You can also defy gravity (another way of slowing sap flow and getting more flowers), by pulling rose stems downwards, or by looping ramblers along the fence to produce arching shapes rather like a looper caterpillar in motion.  

There are some repeat-flowering ramblers, but they tend to be shorter and less vigorous. ‘Phyllis Bide’ bears small salmon-pink flowers, but she’s thorny so position her carefully away from paths. The lady of the lake ('Ausherbert') is a relatively new introduction from David Austin. Repeat flowering with long slender flexible stems, and semi-double blush pink sweetly scented blooms which will tolerate some shade.

If something more vigorous is needed for a north-facing position follow Vita Sackville-West’s advice and plant the versatile Noisette rose 'Madame Alfred Carrière'. It’s in many rose buffs ‘Top Ten’ and can be grown anywhere. The foliage is shiny and healthy, the easily-trained stems are smooth and thornless, and the blush-white roses begin in June and linger on towards Christmas.

Finally ‘Gloire de Dijon’ has to get a mention as it can be a joy with its really fragrant, heavy-headed flowers that hover between buff-yellow, apricot and salmon-pink. The circular blooms swirl like whipped fondant icing enclosed by a cup-like sweep of outer petals. Its main flush is in June, with a few now and again afterwards, and the scent is heavenly.

Shrubby and Healthy

Lots of roses escape black spot (Diplocarpon rosae) and they include Rugosa roses bred from a shrubby Japanese species found naturally on poor, sandy soil. These thrive in most gardens, although lime-rich soil will produce yellow, chlorotic foliage. One of the finest, ‘Roseraie de L'Haÿ’  (1901) was named after a notable French rose garden of the same name. The serrated foliage is a rich-green, darker than most Rugosa, and the almost double purple-pink flowers appear from May onwards, but don’t expect many hips. The semi-double white, ‘Blanche Double de Coubert’, makes an excellent hedge but again there are few red hips. Light pruning in spring is best, because Rugosas tend to get some dieback following cold winters. Shrub roses and English roses are never pruned hard.

One of the loveliest old-fashioned shrub roses is Rosa 'Königin von Dänemark'. It has the most delicious, fully double, very fragrant, deep to lighter pink flowers in midsummer, with grey-green foliage to offset the blooms. Further more will tolerate some shade and it is known to be disease resistant.


Health and vigour are a quality also found in the Reverend Pemberton’s Hybrid Musks. These roses, bred between 1924 and 1939, are garden classics and they flower well in July and then again in late-summer and autumn. They are all fragrant and healthy. ‘Buff Beauty’ (1939 ) is from the Pemberton stable. It was introduced by Ann Bentall,  the widow of Joseph Pemberton’s head gardener. Large trusses of warm-apricot flowers age to sunset-pink against reddish foliage with a gorgeous, tea rose-scent to be enjoyed close to an entrance or seating area if possible ‘Buff Beauty’ adores a warm position and although it takes a few years to get established it’s a show-stopper.
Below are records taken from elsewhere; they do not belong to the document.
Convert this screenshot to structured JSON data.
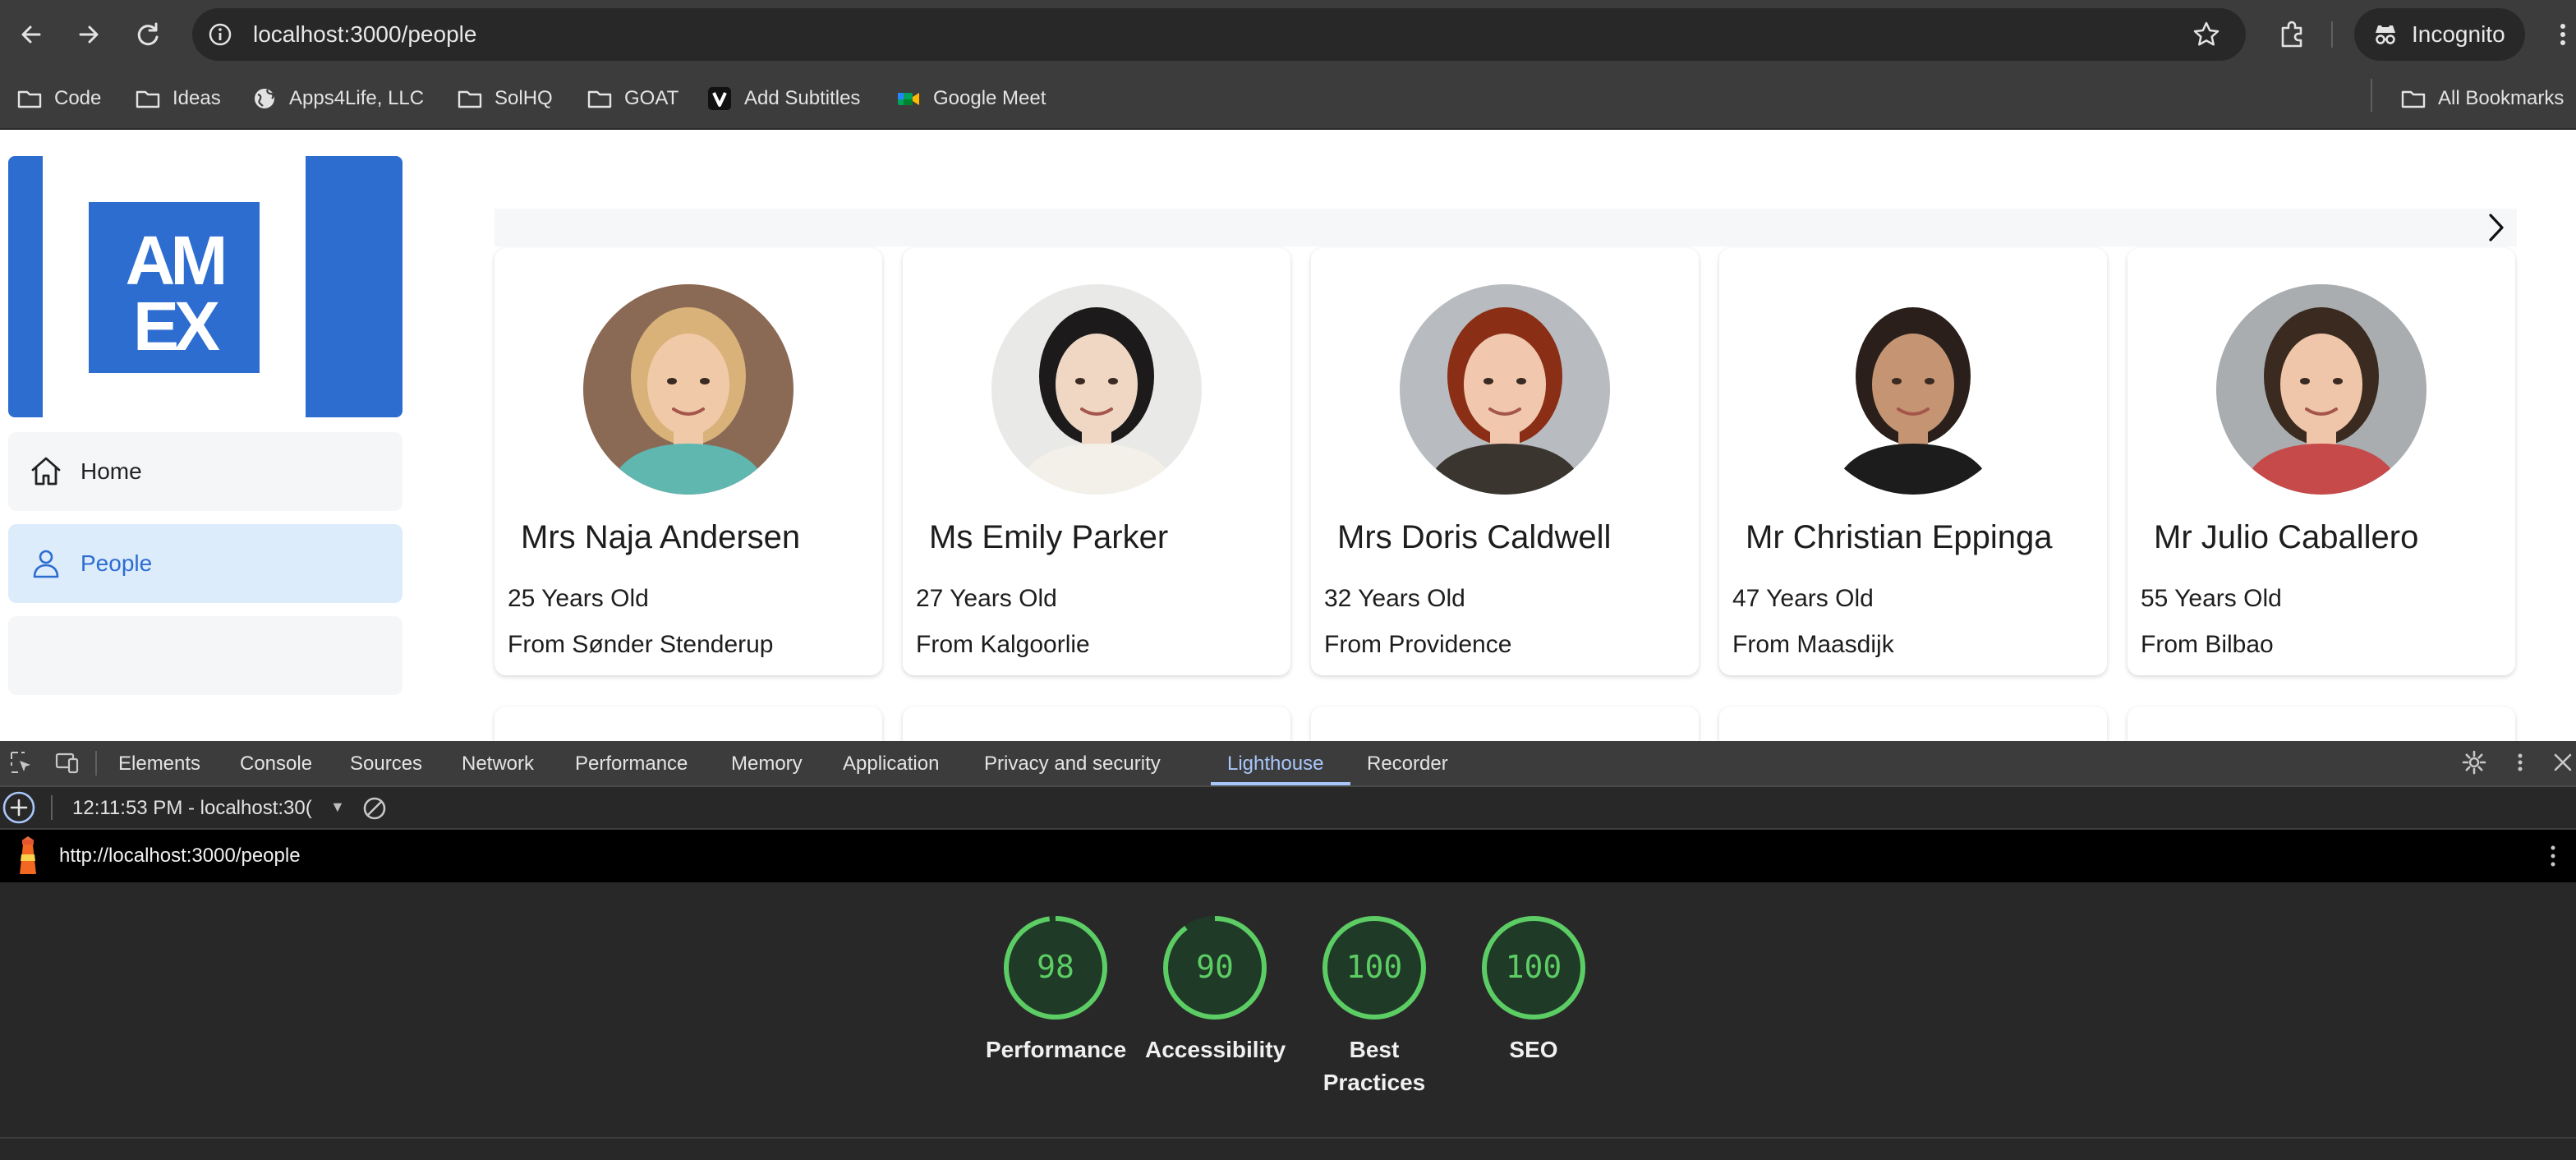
{
  "browser": {
    "url": "localhost:3000/people",
    "incognito_label": "Incognito",
    "bookmarks": [
      {
        "label": "Code",
        "icon": "folder-icon"
      },
      {
        "label": "Ideas",
        "icon": "folder-icon"
      },
      {
        "label": "Apps4Life, LLC",
        "icon": "globe-icon"
      },
      {
        "label": "SolHQ",
        "icon": "folder-icon"
      },
      {
        "label": "GOAT",
        "icon": "folder-icon"
      },
      {
        "label": "Add Subtitles",
        "icon": "v-logo-icon"
      },
      {
        "label": "Google Meet",
        "icon": "google-meet-icon"
      }
    ],
    "all_bookmarks_label": "All Bookmarks"
  },
  "sidebar": {
    "logo": {
      "lines": [
        "AM",
        "EX"
      ],
      "color": "#2d6dd0"
    },
    "items": [
      {
        "label": "Home",
        "icon": "home-icon",
        "active": false
      },
      {
        "label": "People",
        "icon": "person-icon",
        "active": true
      }
    ]
  },
  "people": [
    {
      "name": "Mrs Naja Andersen",
      "age": "25 Years Old",
      "from": "From Sønder Stenderup",
      "photo": {
        "bg": "#8a6a55",
        "hair": "#d9b27a",
        "skin": "#f0c9a8",
        "shirt": "#5fb7b0"
      }
    },
    {
      "name": "Ms Emily Parker",
      "age": "27 Years Old",
      "from": "From Kalgoorlie",
      "photo": {
        "bg": "#e9e9e7",
        "hair": "#1c1a1a",
        "skin": "#efd7c4",
        "shirt": "#f3f0ea"
      }
    },
    {
      "name": "Mrs Doris Caldwell",
      "age": "32 Years Old",
      "from": "From Providence",
      "photo": {
        "bg": "#b8bcc0",
        "hair": "#8a2f16",
        "skin": "#f1c8ae",
        "shirt": "#3b3530"
      }
    },
    {
      "name": "Mr Christian Eppinga",
      "age": "47 Years Old",
      "from": "From Maasdijk",
      "photo": {
        "bg": "#ffffff",
        "hair": "#2a1f1a",
        "skin": "#c59473",
        "shirt": "#1c1c1c"
      }
    },
    {
      "name": "Mr Julio Caballero",
      "age": "55 Years Old",
      "from": "From Bilbao",
      "photo": {
        "bg": "#a9adb0",
        "hair": "#3b2a1f",
        "skin": "#efc6aa",
        "shirt": "#c74a4a"
      }
    }
  ],
  "devtools": {
    "tabs": [
      "Elements",
      "Console",
      "Sources",
      "Network",
      "Performance",
      "Memory",
      "Application",
      "Privacy and security",
      "Lighthouse",
      "Recorder"
    ],
    "active_tab": "Lighthouse",
    "report_select": "12:11:53 PM - localhost:30(",
    "report_url": "http://localhost:3000/people",
    "scores": [
      {
        "value": 98,
        "label_lines": [
          "Performance"
        ],
        "color": "#5ccd64"
      },
      {
        "value": 90,
        "label_lines": [
          "Accessibility"
        ],
        "color": "#5ccd64"
      },
      {
        "value": 100,
        "label_lines": [
          "Best",
          "Practices"
        ],
        "color": "#5ccd64"
      },
      {
        "value": 100,
        "label_lines": [
          "SEO"
        ],
        "color": "#5ccd64"
      }
    ]
  }
}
The Hybrid Musks are also trouble-free when it comes to disease and they are tolerant of poorer soil too, possibly because they were bred in the relatively dry county of Essex. David Austin's Rosa William and Catherine ('Ausrapper') is a hybrid musk with an intoxicating myrrh fragrance. The flowers are exquisite, starting with a gentle apricot flush, turning to a cream, then quickly to form white cupped, many petalled blooms. It is has a bushy habit and strong resistance to disease.‘Bonica’, another superb rose for poorer soil, was raised in France by Meilland in 1982. The clusters of bright-pink flowers glow in a border and it’s low-growing and compact, bearing between a dozen to fifteen flowers per cluster throughout summer. This is one rose worth planting en masse, because it’s rarely out of flower so your garden can be full of roses from June onwards.

So don't forget, now is the time to place your rose order!